**WHAT YOU WILL DO**
Give the count of lines in the data that include the string "value", with no added remarks.

Start of SOURCE DATA

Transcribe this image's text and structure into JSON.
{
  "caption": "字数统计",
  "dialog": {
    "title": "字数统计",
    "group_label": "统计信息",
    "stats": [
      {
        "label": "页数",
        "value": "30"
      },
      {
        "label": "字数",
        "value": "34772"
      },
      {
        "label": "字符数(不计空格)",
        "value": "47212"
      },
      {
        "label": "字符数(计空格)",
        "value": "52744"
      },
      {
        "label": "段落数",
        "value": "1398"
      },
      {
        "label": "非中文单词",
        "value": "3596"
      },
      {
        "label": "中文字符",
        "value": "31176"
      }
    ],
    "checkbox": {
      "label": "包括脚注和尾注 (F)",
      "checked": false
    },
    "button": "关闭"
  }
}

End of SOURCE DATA

**WRITTEN REPLY**
7